What you will do: Your job is to restate each entry word for word.

Data provided:
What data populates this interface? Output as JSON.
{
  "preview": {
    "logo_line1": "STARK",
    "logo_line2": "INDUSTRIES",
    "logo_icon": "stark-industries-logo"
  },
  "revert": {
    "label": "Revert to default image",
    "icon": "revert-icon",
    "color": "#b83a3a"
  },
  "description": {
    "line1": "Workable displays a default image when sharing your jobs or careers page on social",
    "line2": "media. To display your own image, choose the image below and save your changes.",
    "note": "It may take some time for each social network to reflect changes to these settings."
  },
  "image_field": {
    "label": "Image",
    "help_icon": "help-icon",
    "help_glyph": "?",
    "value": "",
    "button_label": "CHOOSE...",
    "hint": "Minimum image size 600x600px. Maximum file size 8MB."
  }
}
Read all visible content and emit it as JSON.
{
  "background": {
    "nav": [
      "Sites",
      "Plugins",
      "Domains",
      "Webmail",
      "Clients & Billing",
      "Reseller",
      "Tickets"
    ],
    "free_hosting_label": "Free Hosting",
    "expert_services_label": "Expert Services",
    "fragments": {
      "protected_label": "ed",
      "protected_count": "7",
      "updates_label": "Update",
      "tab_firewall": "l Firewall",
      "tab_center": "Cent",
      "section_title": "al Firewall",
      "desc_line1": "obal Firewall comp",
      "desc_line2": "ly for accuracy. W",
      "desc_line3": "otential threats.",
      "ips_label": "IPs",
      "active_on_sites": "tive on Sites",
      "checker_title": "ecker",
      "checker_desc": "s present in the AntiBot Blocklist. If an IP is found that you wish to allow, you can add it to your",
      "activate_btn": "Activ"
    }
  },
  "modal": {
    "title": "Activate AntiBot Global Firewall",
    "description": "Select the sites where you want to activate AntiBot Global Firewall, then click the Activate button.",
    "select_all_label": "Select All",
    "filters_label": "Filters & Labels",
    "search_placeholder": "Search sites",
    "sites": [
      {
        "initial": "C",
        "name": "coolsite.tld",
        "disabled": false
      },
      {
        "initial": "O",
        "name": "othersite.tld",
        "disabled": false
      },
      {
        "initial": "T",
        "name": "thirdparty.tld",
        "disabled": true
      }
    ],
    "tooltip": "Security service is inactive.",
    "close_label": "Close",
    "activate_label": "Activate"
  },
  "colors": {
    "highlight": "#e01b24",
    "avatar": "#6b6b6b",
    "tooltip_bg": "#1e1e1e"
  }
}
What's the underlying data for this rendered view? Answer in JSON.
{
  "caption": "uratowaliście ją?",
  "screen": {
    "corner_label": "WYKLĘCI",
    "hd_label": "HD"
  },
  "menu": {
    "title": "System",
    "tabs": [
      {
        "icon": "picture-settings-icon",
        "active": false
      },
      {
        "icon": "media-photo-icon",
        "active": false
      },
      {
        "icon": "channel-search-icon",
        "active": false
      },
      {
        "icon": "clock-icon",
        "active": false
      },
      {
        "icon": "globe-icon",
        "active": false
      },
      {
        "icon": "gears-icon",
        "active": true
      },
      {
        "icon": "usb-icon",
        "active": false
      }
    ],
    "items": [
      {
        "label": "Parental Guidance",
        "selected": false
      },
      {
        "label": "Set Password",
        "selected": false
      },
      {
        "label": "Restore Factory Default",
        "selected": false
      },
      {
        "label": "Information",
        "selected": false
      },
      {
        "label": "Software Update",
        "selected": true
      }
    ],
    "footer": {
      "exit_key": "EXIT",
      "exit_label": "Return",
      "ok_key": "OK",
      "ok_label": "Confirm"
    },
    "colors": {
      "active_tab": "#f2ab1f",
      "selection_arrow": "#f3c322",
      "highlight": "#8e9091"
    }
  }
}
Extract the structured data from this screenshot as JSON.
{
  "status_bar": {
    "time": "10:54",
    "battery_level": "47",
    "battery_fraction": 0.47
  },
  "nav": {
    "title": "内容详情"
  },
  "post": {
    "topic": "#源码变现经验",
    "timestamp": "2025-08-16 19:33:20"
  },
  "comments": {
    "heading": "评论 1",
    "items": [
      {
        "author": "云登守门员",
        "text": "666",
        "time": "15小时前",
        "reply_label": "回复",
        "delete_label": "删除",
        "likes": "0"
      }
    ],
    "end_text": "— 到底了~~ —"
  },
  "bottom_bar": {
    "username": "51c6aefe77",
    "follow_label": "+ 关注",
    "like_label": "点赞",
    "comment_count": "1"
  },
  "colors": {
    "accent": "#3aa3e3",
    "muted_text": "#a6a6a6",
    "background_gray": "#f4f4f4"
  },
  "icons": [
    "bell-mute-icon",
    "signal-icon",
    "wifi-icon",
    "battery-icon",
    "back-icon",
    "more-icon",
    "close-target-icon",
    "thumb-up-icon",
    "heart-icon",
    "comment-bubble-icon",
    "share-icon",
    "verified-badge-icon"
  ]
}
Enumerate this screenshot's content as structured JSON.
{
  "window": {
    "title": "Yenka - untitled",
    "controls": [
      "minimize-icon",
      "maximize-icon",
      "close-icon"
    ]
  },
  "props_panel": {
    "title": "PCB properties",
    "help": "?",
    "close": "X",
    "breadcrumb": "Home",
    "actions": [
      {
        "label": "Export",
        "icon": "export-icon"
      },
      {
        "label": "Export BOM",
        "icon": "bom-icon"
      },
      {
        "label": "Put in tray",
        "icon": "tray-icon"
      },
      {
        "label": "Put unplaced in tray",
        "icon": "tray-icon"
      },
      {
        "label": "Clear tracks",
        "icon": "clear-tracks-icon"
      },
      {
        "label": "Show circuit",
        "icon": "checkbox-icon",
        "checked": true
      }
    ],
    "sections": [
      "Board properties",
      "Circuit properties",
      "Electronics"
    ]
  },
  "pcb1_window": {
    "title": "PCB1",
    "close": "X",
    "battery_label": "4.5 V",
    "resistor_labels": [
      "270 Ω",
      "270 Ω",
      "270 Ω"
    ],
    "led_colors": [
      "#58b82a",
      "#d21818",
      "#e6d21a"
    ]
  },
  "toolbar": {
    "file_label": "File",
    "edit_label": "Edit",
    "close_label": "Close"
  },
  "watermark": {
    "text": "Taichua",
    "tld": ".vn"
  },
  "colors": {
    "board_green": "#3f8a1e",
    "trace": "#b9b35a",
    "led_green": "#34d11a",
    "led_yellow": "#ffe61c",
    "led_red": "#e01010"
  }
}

Exercise response:
What data populates this interface? Output as JSON.
{
  "preview": {
    "logo_line1": "STARK",
    "logo_line2": "INDUSTRIES",
    "logo_icon": "stark-industries-logo"
  },
  "revert": {
    "label": "Revert to default image",
    "icon": "revert-icon",
    "color": "#b83a3a"
  },
  "description": {
    "line1": "Workable displays a default image when sharing your jobs or careers page on social",
    "line2": "media. To display your own image, choose the image below and save your changes.",
    "note": "It may take some time for each social network to reflect changes to these settings."
  },
  "image_field": {
    "label": "Image",
    "help_icon": "help-icon",
    "help_glyph": "?",
    "value": "",
    "button_label": "CHOOSE...",
    "hint": "Minimum image size 600x600px. Maximum file size 8MB."
  }
}
Read all visible content and emit it as JSON.
{
  "background": {
    "nav": [
      "Sites",
      "Plugins",
      "Domains",
      "Webmail",
      "Clients & Billing",
      "Reseller",
      "Tickets"
    ],
    "free_hosting_label": "Free Hosting",
    "expert_services_label": "Expert Services",
    "fragments": {
      "protected_label": "ed",
      "protected_count": "7",
      "updates_label": "Update",
      "tab_firewall": "l Firewall",
      "tab_center": "Cent",
      "section_title": "al Firewall",
      "desc_line1": "obal Firewall comp",
      "desc_line2": "ly for accuracy. W",
      "desc_line3": "otential threats.",
      "ips_label": "IPs",
      "active_on_sites": "tive on Sites",
      "checker_title": "ecker",
      "checker_desc": "s present in the AntiBot Blocklist. If an IP is found that you wish to allow, you can add it to your",
      "activate_btn": "Activ"
    }
  },
  "modal": {
    "title": "Activate AntiBot Global Firewall",
    "description": "Select the sites where you want to activate AntiBot Global Firewall, then click the Activate button.",
    "select_all_label": "Select All",
    "filters_label": "Filters & Labels",
    "search_placeholder": "Search sites",
    "sites": [
      {
        "initial": "C",
        "name": "coolsite.tld",
        "disabled": false
      },
      {
        "initial": "O",
        "name": "othersite.tld",
        "disabled": false
      },
      {
        "initial": "T",
        "name": "thirdparty.tld",
        "disabled": true
      }
    ],
    "tooltip": "Security service is inactive.",
    "close_label": "Close",
    "activate_label": "Activate"
  },
  "colors": {
    "highlight": "#e01b24",
    "avatar": "#6b6b6b",
    "tooltip_bg": "#1e1e1e"
  }
}
What's the underlying data for this rendered view? Answer in JSON.
{
  "caption": "uratowaliście ją?",
  "screen": {
    "corner_label": "WYKLĘCI",
    "hd_label": "HD"
  },
  "menu": {
    "title": "System",
    "tabs": [
      {
        "icon": "picture-settings-icon",
        "active": false
      },
      {
        "icon": "media-photo-icon",
        "active": false
      },
      {
        "icon": "channel-search-icon",
        "active": false
      },
      {
        "icon": "clock-icon",
        "active": false
      },
      {
        "icon": "globe-icon",
        "active": false
      },
      {
        "icon": "gears-icon",
        "active": true
      },
      {
        "icon": "usb-icon",
        "active": false
      }
    ],
    "items": [
      {
        "label": "Parental Guidance",
        "selected": false
      },
      {
        "label": "Set Password",
        "selected": false
      },
      {
        "label": "Restore Factory Default",
        "selected": false
      },
      {
        "label": "Information",
        "selected": false
      },
      {
        "label": "Software Update",
        "selected": true
      }
    ],
    "footer": {
      "exit_key": "EXIT",
      "exit_label": "Return",
      "ok_key": "OK",
      "ok_label": "Confirm"
    },
    "colors": {
      "active_tab": "#f2ab1f",
      "selection_arrow": "#f3c322",
      "highlight": "#8e9091"
    }
  }
}
Extract the structured data from this screenshot as JSON.
{
  "status_bar": {
    "time": "10:54",
    "battery_level": "47",
    "battery_fraction": 0.47
  },
  "nav": {
    "title": "内容详情"
  },
  "post": {
    "topic": "#源码变现经验",
    "timestamp": "2025-08-16 19:33:20"
  },
  "comments": {
    "heading": "评论 1",
    "items": [
      {
        "author": "云登守门员",
        "text": "666",
        "time": "15小时前",
        "reply_label": "回复",
        "delete_label": "删除",
        "likes": "0"
      }
    ],
    "end_text": "— 到底了~~ —"
  },
  "bottom_bar": {
    "username": "51c6aefe77",
    "follow_label": "+ 关注",
    "like_label": "点赞",
    "comment_count": "1"
  },
  "colors": {
    "accent": "#3aa3e3",
    "muted_text": "#a6a6a6",
    "background_gray": "#f4f4f4"
  },
  "icons": [
    "bell-mute-icon",
    "signal-icon",
    "wifi-icon",
    "battery-icon",
    "back-icon",
    "more-icon",
    "close-target-icon",
    "thumb-up-icon",
    "heart-icon",
    "comment-bubble-icon",
    "share-icon",
    "verified-badge-icon"
  ]
}
Enumerate this screenshot's content as structured JSON.
{
  "window": {
    "title": "Yenka - untitled",
    "controls": [
      "minimize-icon",
      "maximize-icon",
      "close-icon"
    ]
  },
  "props_panel": {
    "title": "PCB properties",
    "help": "?",
    "close": "X",
    "breadcrumb": "Home",
    "actions": [
      {
        "label": "Export",
        "icon": "export-icon"
      },
      {
        "label": "Export BOM",
        "icon": "bom-icon"
      },
      {
        "label": "Put in tray",
        "icon": "tray-icon"
      },
      {
        "label": "Put unplaced in tray",
        "icon": "tray-icon"
      },
      {
        "label": "Clear tracks",
        "icon": "clear-tracks-icon"
      },
      {
        "label": "Show circuit",
        "icon": "checkbox-icon",
        "checked": true
      }
    ],
    "sections": [
      "Board properties",
      "Circuit properties",
      "Electronics"
    ]
  },
  "pcb1_window": {
    "title": "PCB1",
    "close": "X",
    "battery_label": "4.5 V",
    "resistor_labels": [
      "270 Ω",
      "270 Ω",
      "270 Ω"
    ],
    "led_colors": [
      "#58b82a",
      "#d21818",
      "#e6d21a"
    ]
  },
  "toolbar": {
    "file_label": "File",
    "edit_label": "Edit",
    "close_label": "Close"
  },
  "watermark": {
    "text": "Taichua",
    "tld": ".vn"
  },
  "colors": {
    "board_green": "#3f8a1e",
    "trace": "#b9b35a",
    "led_green": "#34d11a",
    "led_yellow": "#ffe61c",
    "led_red": "#e01010"
  }
}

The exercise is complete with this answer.